What the exercise asks: Please show every line from the entries that carries the word "Descrizione".

Extracted material:
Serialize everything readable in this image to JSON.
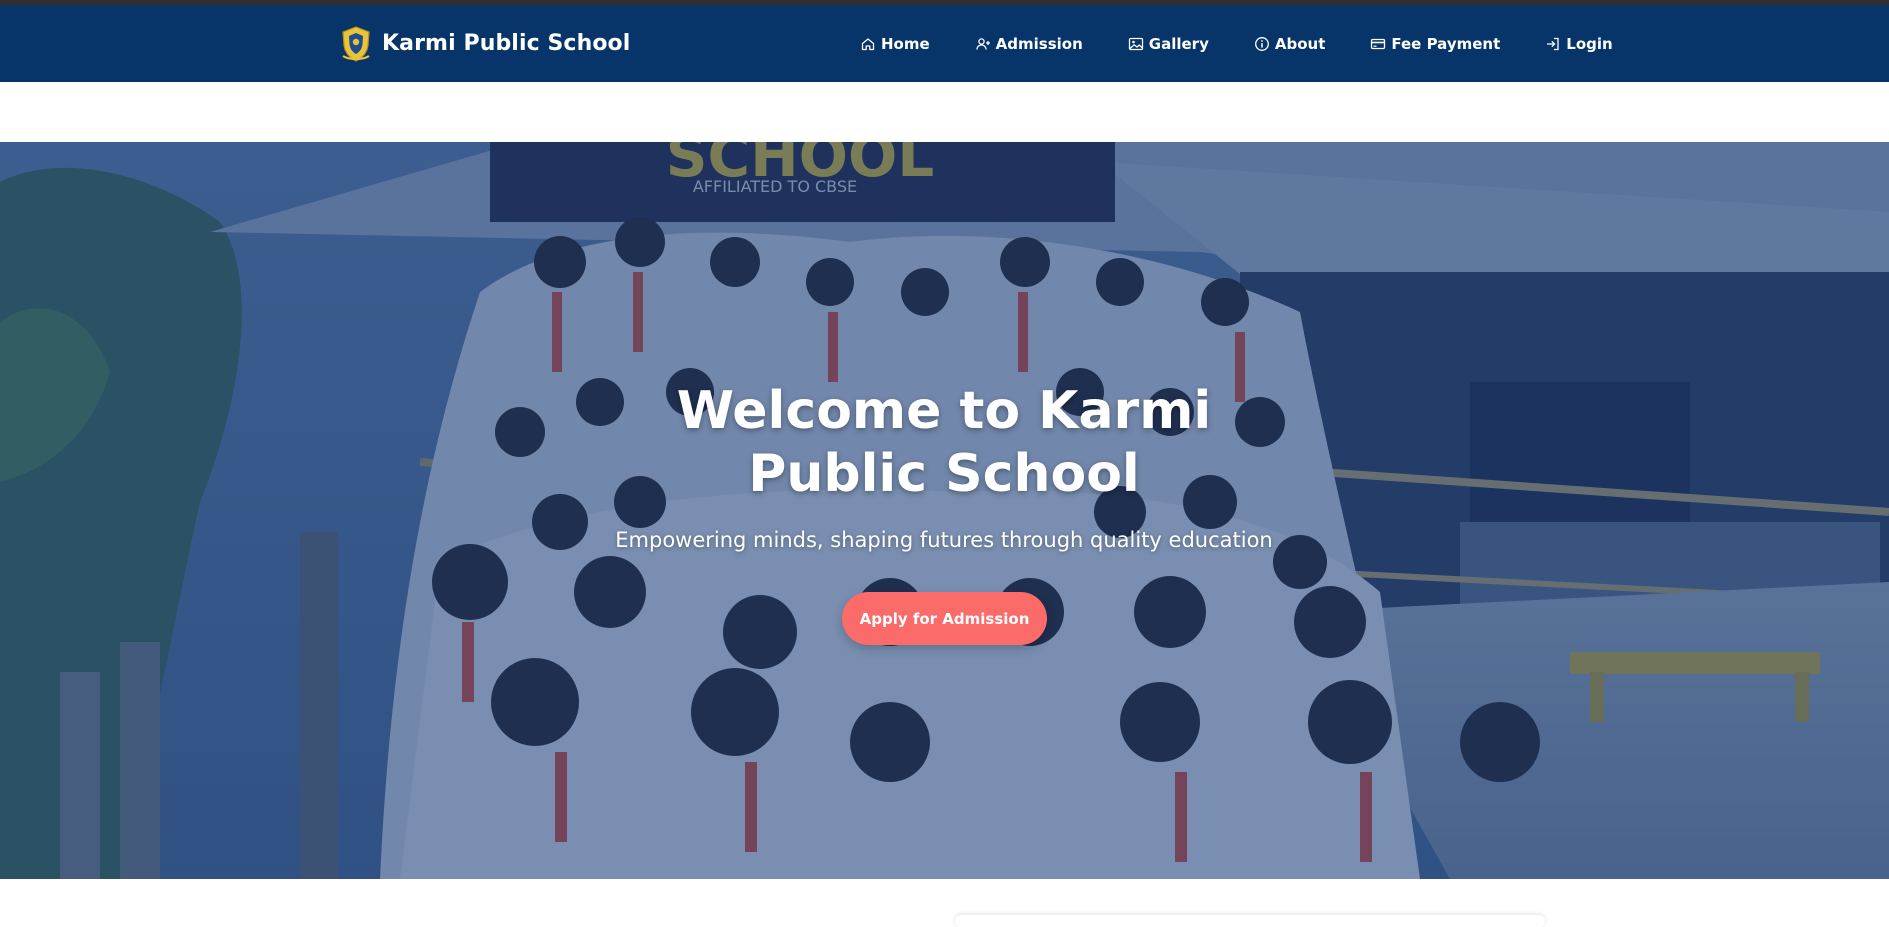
{
  "brand": {
    "name": "Karmi Public School",
    "logo_icon": "school-crest-icon"
  },
  "nav": {
    "items": [
      {
        "label": "Home",
        "icon": "home-icon"
      },
      {
        "label": "Admission",
        "icon": "user-plus-icon"
      },
      {
        "label": "Gallery",
        "icon": "image-icon"
      },
      {
        "label": "About",
        "icon": "info-icon"
      },
      {
        "label": "Fee Payment",
        "icon": "credit-card-icon"
      },
      {
        "label": "Login",
        "icon": "login-icon"
      }
    ]
  },
  "hero": {
    "title": "Welcome to Karmi Public School",
    "subtitle": "Empowering minds, shaping futures through quality education",
    "cta_label": "Apply for Admission",
    "photo_sign_text": "SCHOOL",
    "photo_sign_subtext": "AFFILIATED TO CBSE"
  },
  "colors": {
    "navbar": "#073569",
    "cta": "#fb6b69",
    "overlay": "#0e2f66",
    "text_on_dark": "#ffffff"
  }
}
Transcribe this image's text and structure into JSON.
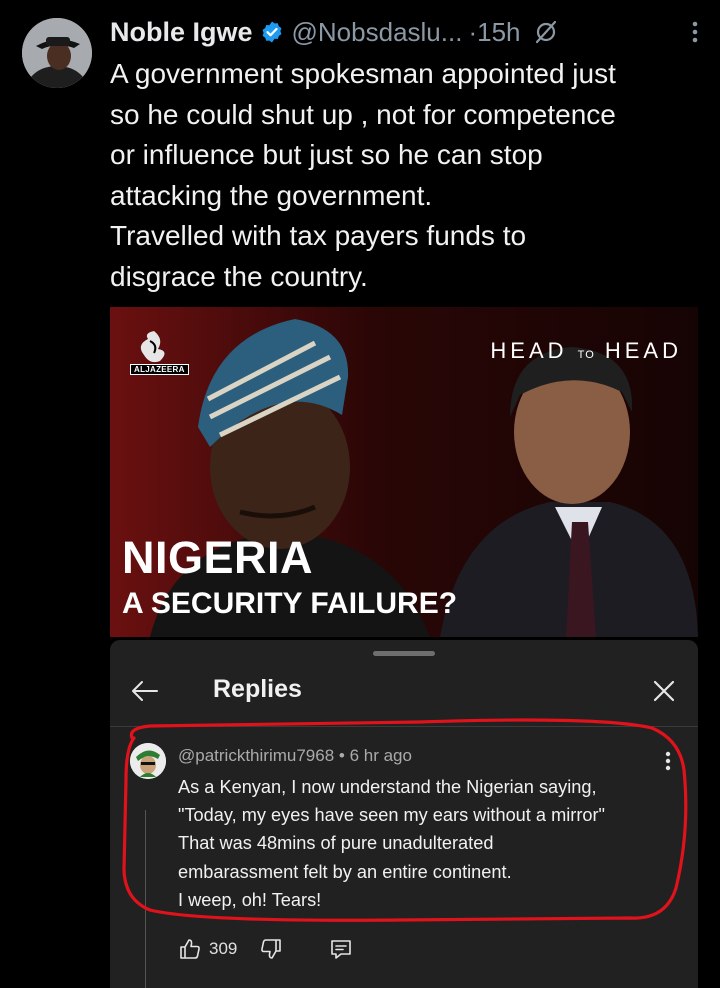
{
  "tweet": {
    "display_name": "Noble Igwe",
    "handle": "@Nobsdaslu...",
    "separator": "·",
    "time": "15h",
    "text": "A government spokesman appointed just\nso he could shut up , not for competence\nor influence but just so he can stop\nattacking the government.\nTravelled with tax payers funds to\ndisgrace the country."
  },
  "media": {
    "brand": "ALJAZEERA",
    "show_title": "HEAD TO HEAD",
    "headline_line1": "NIGERIA",
    "headline_line2": "A SECURITY FAILURE?"
  },
  "replies_panel": {
    "title": "Replies",
    "reply": {
      "author": "@patrickthirimu7968",
      "dot": "•",
      "time": "6 hr ago",
      "text": "As a Kenyan, I now understand the Nigerian saying,\n\"Today, my eyes have seen my ears without a mirror\"\nThat was 48mins of pure unadulterated\nembarassment felt by an entire continent.\nI weep, oh! Tears!",
      "like_count": "309"
    }
  },
  "icons": {
    "verified": "verified-badge-icon",
    "grok": "grok-icon",
    "more": "more-vertical-icon",
    "back": "arrow-left-icon",
    "close": "close-icon",
    "like": "thumbs-up-icon",
    "dislike": "thumbs-down-icon",
    "comment": "comment-icon"
  },
  "colors": {
    "background": "#000000",
    "sheet": "#212121",
    "verified_blue": "#1d9bf0",
    "secondary_text": "#8b98a5",
    "highlight_red": "#e0121b"
  }
}
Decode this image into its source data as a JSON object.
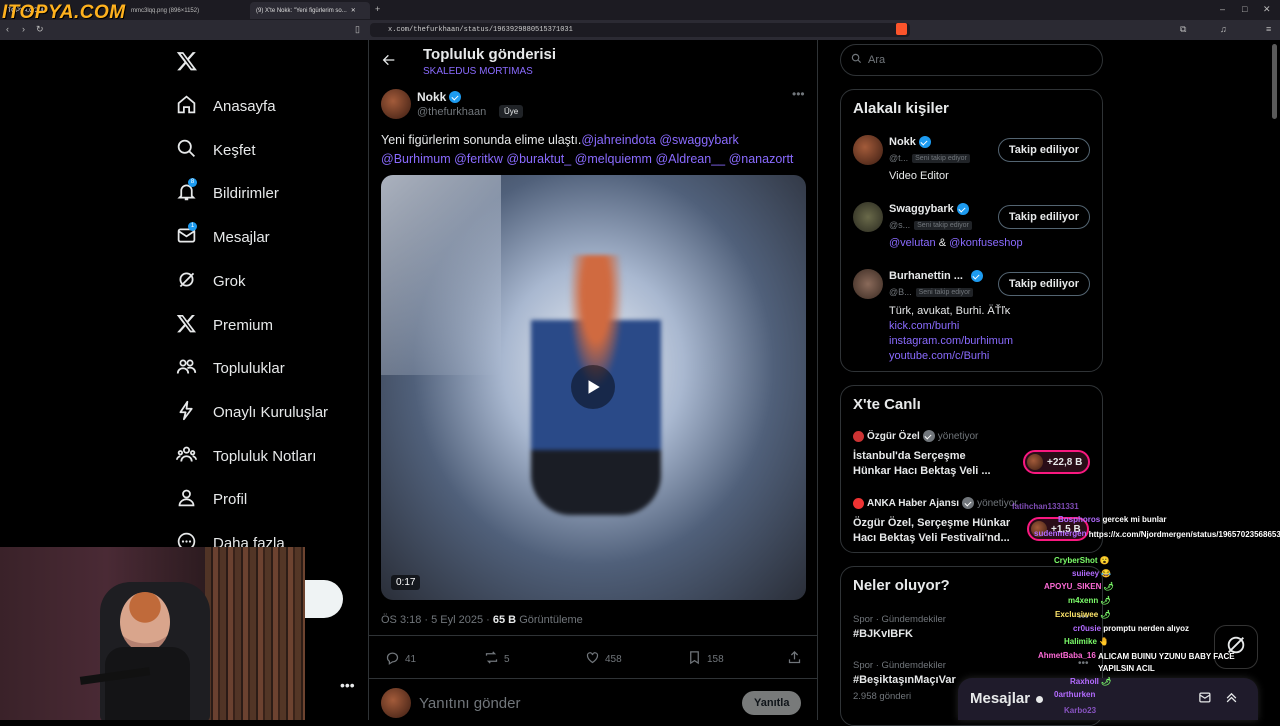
{
  "browser": {
    "tabs": [
      {
        "label": "ITOPYA.COM"
      },
      {
        "label": "mmc3lqq.png (896×1152)"
      },
      {
        "label": "(9) X'te Nokk: \"Yeni figürlerim so..."
      }
    ],
    "url": "x.com/thefurkhaan/status/1963929880515371031"
  },
  "watermark": "ITOPYA.COM",
  "nav": {
    "items": [
      {
        "label": "Anasayfa",
        "icon": "home-icon"
      },
      {
        "label": "Keşfet",
        "icon": "search-icon"
      },
      {
        "label": "Bildirimler",
        "icon": "bell-icon",
        "badge": "8"
      },
      {
        "label": "Mesajlar",
        "icon": "mail-icon",
        "badge": "1"
      },
      {
        "label": "Grok",
        "icon": "grok-icon"
      },
      {
        "label": "Premium",
        "icon": "x-icon"
      },
      {
        "label": "Topluluklar",
        "icon": "people-icon"
      },
      {
        "label": "Onaylı Kuruluşlar",
        "icon": "lightning-icon"
      },
      {
        "label": "Topluluk Notları",
        "icon": "notes-icon"
      },
      {
        "label": "Profil",
        "icon": "person-icon"
      },
      {
        "label": "Daha fazla",
        "icon": "more-icon"
      }
    ]
  },
  "header": {
    "title": "Topluluk gönderisi",
    "community": "SKALEDUS MORTIMAS"
  },
  "post": {
    "author_name": "Nokk",
    "author_handle": "@thefurkhaan",
    "member_label": "Üye",
    "text_plain": "Yeni figürlerim sonunda elime ulaştı.",
    "mentions_line1": "@jahreindota @swaggybark",
    "mentions_line2": "@Burhimum @feritkw @buraktut_ @melquiemm @Aldrean__ @nanazortt",
    "video_duration": "0:17",
    "timestamp": "ÖS 3:18 · 5 Eyl 2025 · ",
    "views_count": "65 B",
    "views_label": " Görüntüleme",
    "stats": {
      "replies": "41",
      "reposts": "5",
      "likes": "458",
      "bookmarks": "158"
    },
    "reply_placeholder": "Yanıtını gönder",
    "reply_button": "Yanıtla"
  },
  "search": {
    "placeholder": "Ara"
  },
  "related": {
    "title": "Alakalı kişiler",
    "people": [
      {
        "name": "Nokk",
        "handle": "@t...",
        "pill": "Seni takip ediyor",
        "button": "Takip ediliyor",
        "bio": "Video Editor"
      },
      {
        "name": "Swaggybark",
        "handle": "@s...",
        "pill": "Seni takip ediyor",
        "button": "Takip ediliyor",
        "bio_link1": "@velutan",
        "bio_and": " & ",
        "bio_link2": "@konfuseshop"
      },
      {
        "name": "Burhanettin ...",
        "handle": "@B...",
        "pill": "Seni takip ediyor",
        "button": "Takip ediliyor",
        "bio": "Türk, avukat, Burhi. ÄŤľĸ",
        "links": [
          "kick.com/burhi",
          "instagram.com/burhimum",
          "youtube.com/c/Burhi"
        ]
      }
    ]
  },
  "live": {
    "title": "X'te Canlı",
    "items": [
      {
        "host": "Özgür Özel",
        "role": "yönetiyor",
        "title": "İstanbul'da Serçeşme Hünkar Hacı Bektaş Veli ...",
        "count": "+22,8 B"
      },
      {
        "host": "ANKA Haber Ajansı",
        "role": "yönetiyor",
        "title": "Özgür Özel, Serçeşme Hünkar Hacı Bektaş Veli Festivali'nd...",
        "count": "+1,5 B"
      }
    ]
  },
  "trends": {
    "title": "Neler oluyor?",
    "items": [
      {
        "category": "Spor · Gündemdekiler",
        "name": "#BJKvIBFK",
        "posts": ""
      },
      {
        "category": "Spor · Gündemdekiler",
        "name": "#BeşiktaşınMaçıVar",
        "posts": "2.958 gönderi"
      }
    ]
  },
  "messages_bar": {
    "label": "Mesajlar"
  },
  "chat": [
    {
      "user": "fatihchan1331331",
      "msg": "",
      "color": "#b36bff"
    },
    {
      "user": "Bosphoros",
      "msg": "gercek mi bunlar",
      "color": "#b36bff"
    },
    {
      "user": "sudenmergen",
      "msg": "https://x.com/Njordmergen/status/1965702356865310754",
      "color": "#b36bff"
    },
    {
      "user": "CryberShot",
      "msg": "😮",
      "color": "#7dff6b"
    },
    {
      "user": "suiieey",
      "msg": "😂",
      "color": "#b36bff"
    },
    {
      "user": "APOYU_SIKEN",
      "msg": "🌶",
      "color": "#ff6bd8"
    },
    {
      "user": "m4xenn",
      "msg": "🌶",
      "color": "#7dff6b"
    },
    {
      "user": "Exclusiwee",
      "msg": "🌶",
      "color": "#ffe66b"
    },
    {
      "user": "cr0usie",
      "msg": "promptu nerden alıyoz",
      "color": "#b36bff"
    },
    {
      "user": "Halimike",
      "msg": "🤚",
      "color": "#7dff6b"
    },
    {
      "user": "AhmetBaba_16",
      "msg": "ALICAM BUINU YZUNU BABY FACE YAPILSIN ACIL",
      "color": "#ff6bd8"
    },
    {
      "user": "Raxholl",
      "msg": "🌶",
      "color": "#b36bff"
    },
    {
      "user": "0arthurken",
      "msg": "",
      "color": "#b36bff"
    },
    {
      "user": "Karbo23",
      "msg": "",
      "color": "#b36bff"
    }
  ]
}
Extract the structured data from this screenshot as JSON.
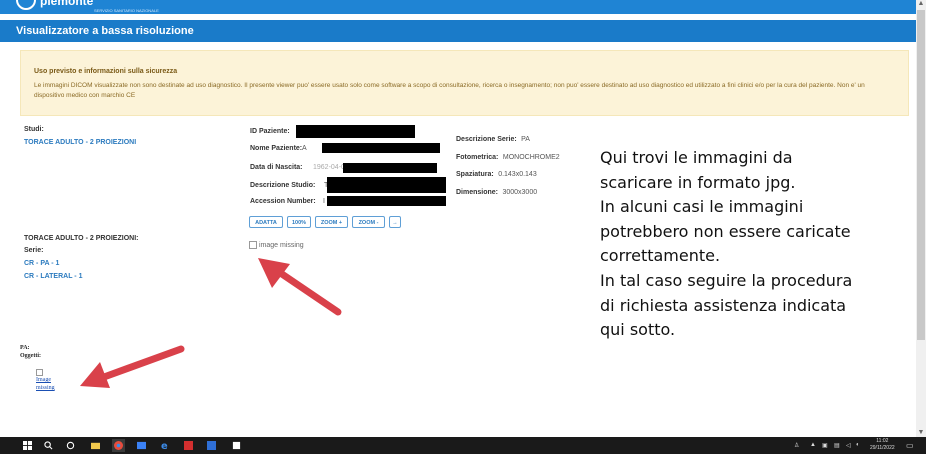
{
  "brand": {
    "name": "piemonte",
    "tagline": "SERVIZIO SANITARIO NAZIONALE"
  },
  "titlebar": {
    "title": "Visualizzatore a bassa risoluzione"
  },
  "warning": {
    "title": "Uso previsto e informazioni sulla sicurezza",
    "text": "Le immagini DICOM visualizzate non sono destinate ad uso diagnostico. Il presente viewer puo' essere usato solo come software a scopo di consultazione, ricerca o insegnamento; non puo' essere destinato ad uso diagnostico ed utilizzato a fini clinici e/o per la cura del paziente. Non e' un dispositivo medico con marchio CE"
  },
  "studies": {
    "label": "Studi:",
    "item": "TORACE ADULTO - 2 PROIEZIONI"
  },
  "patient": {
    "id_label": "ID Paziente:",
    "name_label": "Nome Paziente:",
    "name_partial": "A",
    "birth_label": "Data di Nascita:",
    "birth_partial": "1962-04-07",
    "study_desc_label": "Descrizione Studio:",
    "study_desc_partial": "T",
    "accession_label": "Accession Number:",
    "accession_partial": "I"
  },
  "series_info": {
    "desc_label": "Descrizione Serie:",
    "desc_value": "PA",
    "photometric_label": "Fotometrica:",
    "photometric_value": "MONOCHROME2",
    "spacing_label": "Spaziatura:",
    "spacing_value": "0.143x0.143",
    "dimension_label": "Dimensione:",
    "dimension_value": "3000x3000"
  },
  "controls": {
    "fit": "ADATTA",
    "zoom100": "100%",
    "zoom_in": "ZOOM +",
    "zoom_out": "ZOOM -",
    "next": "→"
  },
  "series_panel": {
    "study_title": "TORACE ADULTO - 2 PROIEZIONI:",
    "series_label": "Serie:",
    "items": [
      "CR - PA - 1",
      "CR - LATERAL - 1"
    ]
  },
  "main_image": {
    "alt": "image missing"
  },
  "objects": {
    "pa_label": "PA:",
    "objects_label": "Oggetti:",
    "thumb_alt_line1": "Image",
    "thumb_alt_line2": "missing"
  },
  "callout": {
    "lines": [
      "Qui trovi le immagini da",
      "scaricare in formato jpg.",
      "In alcuni casi le immagini",
      "potrebbero non essere caricate",
      "correttamente.",
      "In tal caso seguire la procedura",
      "di richiesta assistenza indicata",
      "qui sotto."
    ]
  },
  "taskbar": {
    "time": "11:02",
    "date": "29/11/2022"
  },
  "colors": {
    "header_blue": "#1a7bc9",
    "link_blue": "#2c7bbf",
    "warning_bg": "#fcf3d8",
    "arrow_red": "#d9414a",
    "taskbar": "#1a1a1a"
  }
}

Solution to this problem:
    "study_desc_label": "Descrizione Studio:",
    "desc_label": "Descrizione Serie:",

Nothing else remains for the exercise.